Gusting winds, dry plants, high temperatures – perfect condition for a wildfire, just add a spark. First a single shrub, then a stack of brittle timber, then a field, then an acre, then a hillside, a forest, homes, lives – wildfires spread fast and devastate completely.
I cannot imagine the anguish felt by the people who lost everything. I suspect the pain is intensified by the helpless inability to stop the disaster. We spend our lives trying to be happy, trying to keep things “good,” and sometimes there are circumstances beyond our control that force us on a different path. When tragedy strikes, it doesn’t care that you’re not ready.
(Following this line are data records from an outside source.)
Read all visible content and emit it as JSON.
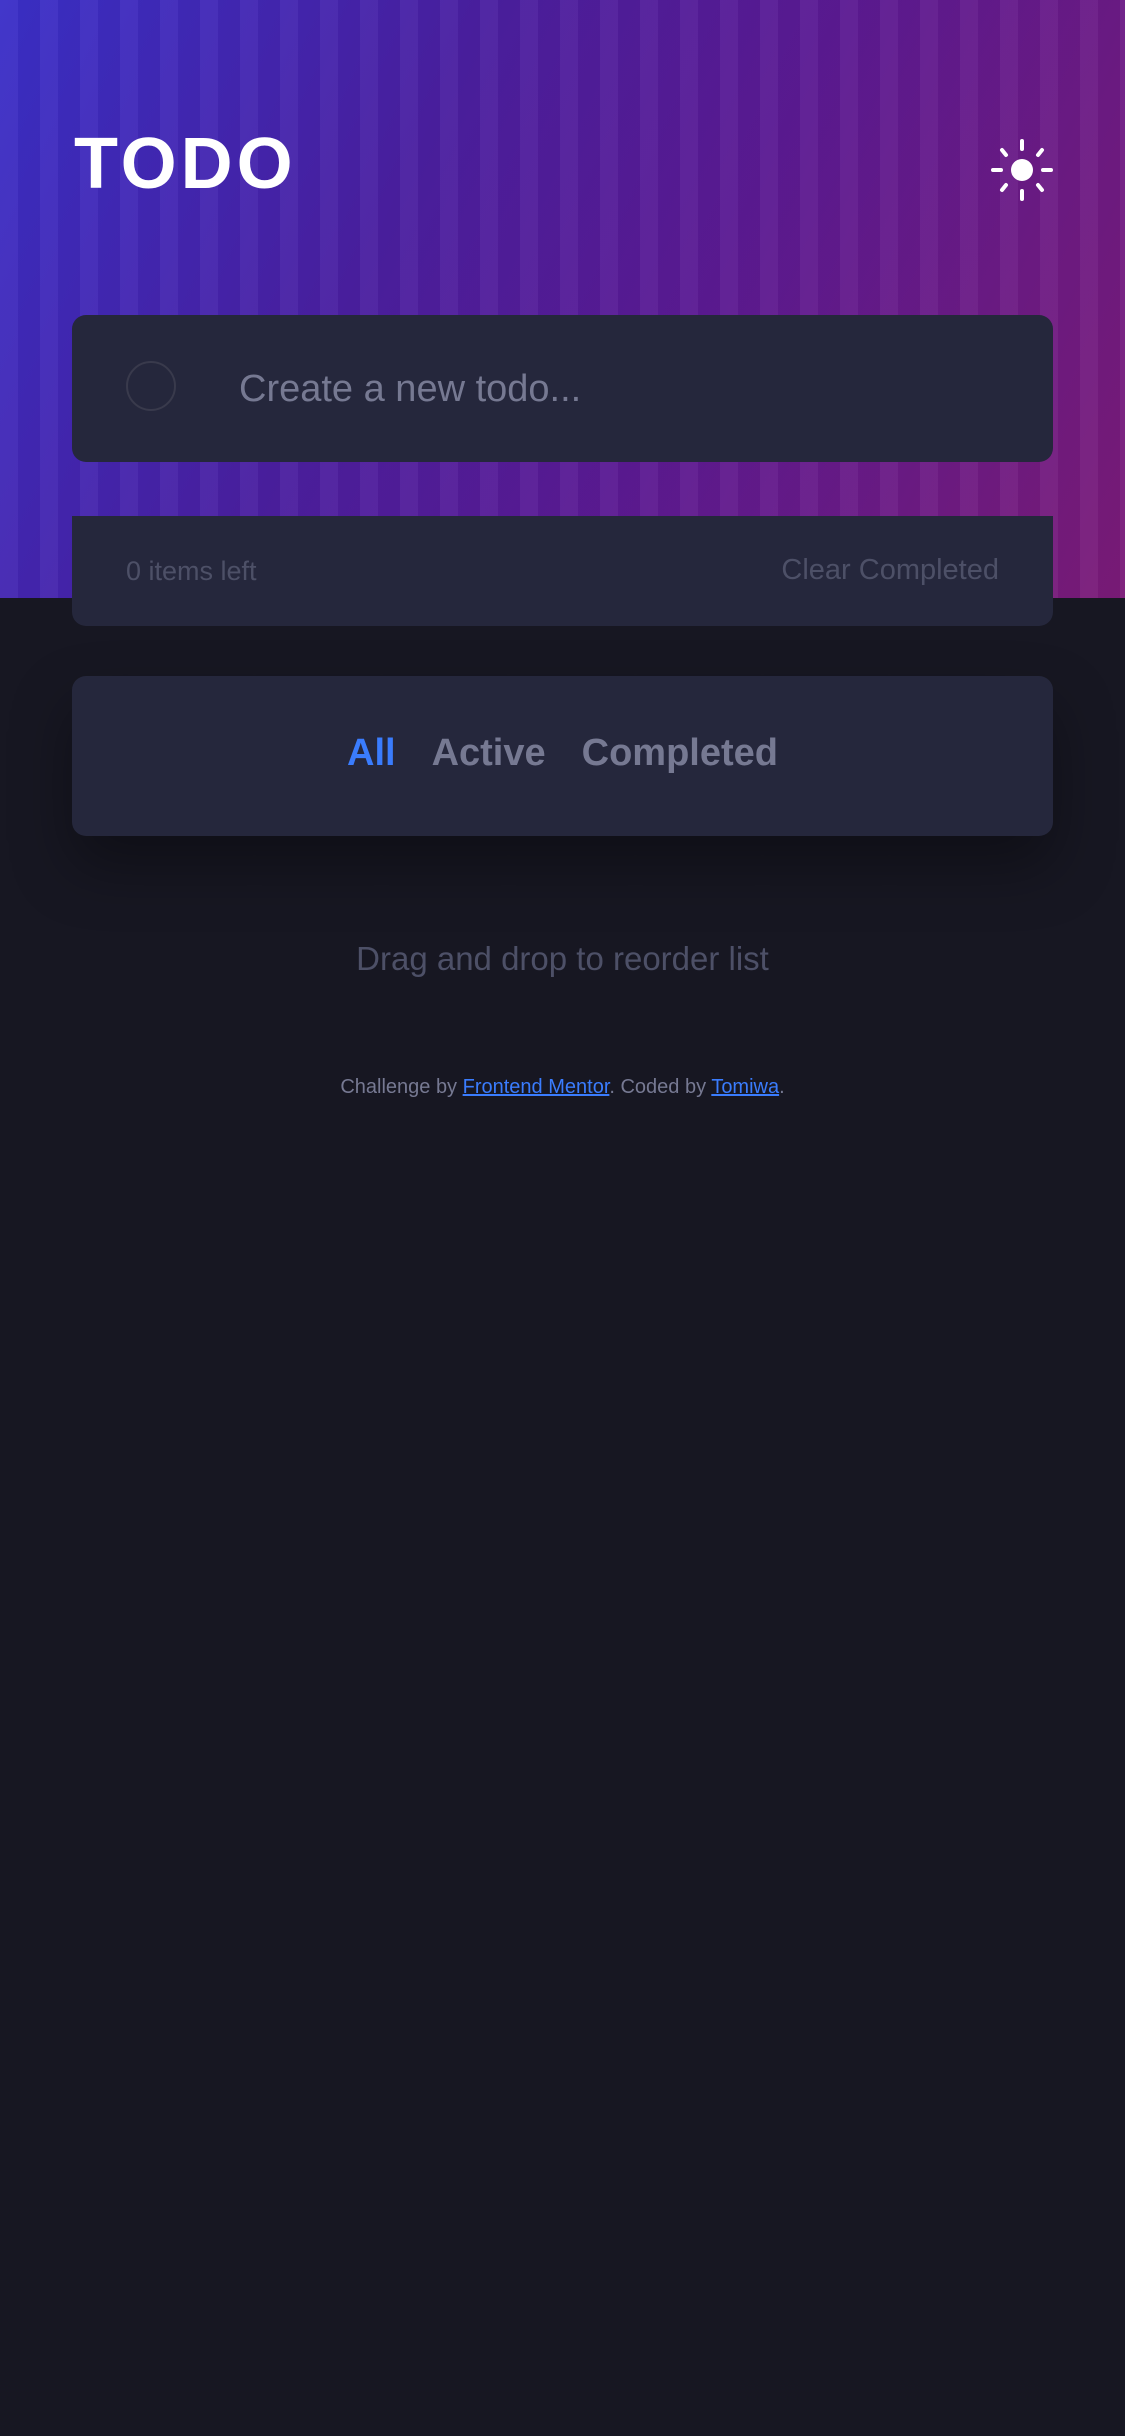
{
  "header": {
    "title": "TODO",
    "theme_toggle_icon": "sun-icon"
  },
  "new_todo": {
    "placeholder": "Create a new todo...",
    "value": ""
  },
  "list_footer": {
    "items_left": "0 items left",
    "clear_completed": "Clear Completed"
  },
  "filters": [
    {
      "label": "All",
      "active": true
    },
    {
      "label": "Active",
      "active": false
    },
    {
      "label": "Completed",
      "active": false
    }
  ],
  "hint": "Drag and drop to reorder list",
  "attribution": {
    "prefix": "Challenge by ",
    "link1": "Frontend Mentor",
    "middle": ". Coded by ",
    "link2": "Tomiwa",
    "suffix": "."
  },
  "colors": {
    "accent": "#3a7cfd",
    "background": "#171722",
    "card": "#25273c"
  }
}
I managed to remain unharmed by the blaze – nervous, unsettled, and inconvenienced – but unharmed. I came this close to my personal catastrophe before being saved by a brave soul who fought for me when I could not. That helpless feeling hung around my neck like a boulder throughout the ordeal. Over and over in my mind, “What can I do? What can I do?” The more I considered the question, the more I gained clarity on the only thing I could do – learn. What could I learn from this experience to apply to my life moving forward? In order to be more prepared in the future, here is my plan:
- Know when to let go of your pride and ask for help. Regular life is hard enough to deal with on your own – turbulent times are even tougher. Forming a team is not a sign of individual weakness.
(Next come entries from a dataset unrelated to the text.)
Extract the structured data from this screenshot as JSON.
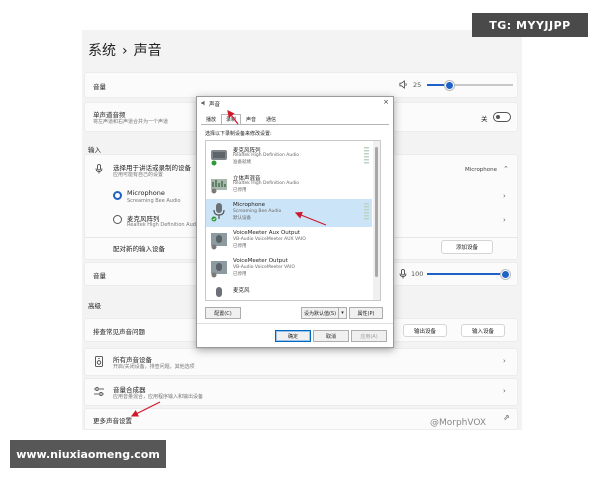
{
  "watermarks": {
    "top": "TG: MYYJJPP",
    "bottom": "www.niuxiaomeng.com",
    "morph": "@MorphVOX"
  },
  "breadcrumb": {
    "parent": "系统",
    "separator": "›",
    "current": "声音"
  },
  "volume_card": {
    "label": "音量",
    "value": "25",
    "level_percent": 25
  },
  "mono_card": {
    "title": "单声道音频",
    "subtitle": "将左声道和右声道合并为一个声道",
    "toggle_label": "关",
    "toggle_on": false
  },
  "input_section": {
    "label": "输入"
  },
  "choose_input": {
    "title": "选择用于讲话或录制的设备",
    "subtitle": "应用可能有自己的设置",
    "selected_value": "Microphone"
  },
  "inputs": [
    {
      "name": "Microphone",
      "sub": "Screaming Bee Audio",
      "selected": true
    },
    {
      "name": "麦克风阵列",
      "sub": "Realtek High Definition Audio",
      "selected": false
    }
  ],
  "pair_input": {
    "label": "配对新的输入设备",
    "button": "添加设备"
  },
  "input_volume": {
    "label": "音量",
    "value": "100",
    "level_percent": 100
  },
  "advanced_section": {
    "label": "高级"
  },
  "troubleshoot": {
    "label": "排查常见声音问题",
    "output_button": "输出设备",
    "input_button": "输入设备"
  },
  "all_devices": {
    "title": "所有声音设备",
    "subtitle": "开启/关闭设备，排查问题，其他选项"
  },
  "mixer": {
    "title": "音量合成器",
    "subtitle": "应用音量混合，应用程序输入和输出设备"
  },
  "more_settings": {
    "label": "更多声音设置"
  },
  "dialog": {
    "title": "声音",
    "close": "×",
    "tabs": [
      "播放",
      "录制",
      "声音",
      "通信"
    ],
    "active_tab": 1,
    "instruction": "选择以下录制设备来修改设置:",
    "devices": [
      {
        "name": "麦克风阵列",
        "sub": "Realtek High Definition Audio",
        "status": "准备就绪",
        "icon": "mic-array-icon",
        "selected": false
      },
      {
        "name": "立体声混音",
        "sub": "Realtek High Definition Audio",
        "status": "已停用",
        "icon": "stereo-mix-icon",
        "selected": false
      },
      {
        "name": "Microphone",
        "sub": "Screaming Bee Audio",
        "status": "默认设备",
        "icon": "microphone-icon",
        "selected": true
      },
      {
        "name": "VoiceMeeter Aux Output",
        "sub": "VB-Audio VoiceMeeter AUX VAIO",
        "status": "已停用",
        "icon": "voicemeeter-aux-icon",
        "selected": false
      },
      {
        "name": "VoiceMeeter Output",
        "sub": "VB-Audio VoiceMeeter VAIO",
        "status": "已停用",
        "icon": "voicemeeter-icon",
        "selected": false
      },
      {
        "name": "麦克风",
        "sub": "",
        "status": "",
        "icon": "microphone-icon",
        "selected": false
      }
    ],
    "configure": "配置(C)",
    "set_default": "设为默认值(S)",
    "properties": "属性(P)",
    "ok": "确定",
    "cancel": "取消",
    "apply": "应用(A)"
  },
  "colors": {
    "accent": "#1e62c8",
    "annotation": "#d0182a",
    "selection": "#cce4f7"
  }
}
- Get things done. It really helps to ease your mind in tense situations if you don’t mentally compound the problem thinking of unfinished projects, unrealized dreams, and unspoken words.
- Be prepared for emergencies. Have a backup plan, learn CPR, search for local resources, know what things are important and worth saving, and communicate in advance with anyone that can help.
- Help somebody. In any tragedy, you may struggle with your inability to help yourself, but you can redirect that desire and benefit someone else.
- Proper communication and information are critical. Even if you can’t do anything, you will feel better if you are informed. News sources, websites, books, phone calls, groups, therapy are all available resources to help you understand the problem and find ways to deal with it.
- Look for positives . Tragic conditions can make it difficult to be optimistic, and sometimes it might be years or decades before you gain any positive perspective from the situation, but if you look hard and force the issue, you will find a way to unveil something useful in your life.
I would like to say thank you to all the firemen of this country – we are so much safer because of your selfless acts of heroism. I wish you safety, strength, and comfort knowing your brave actions do not go unnoticed or unappreciated. We are in your debt.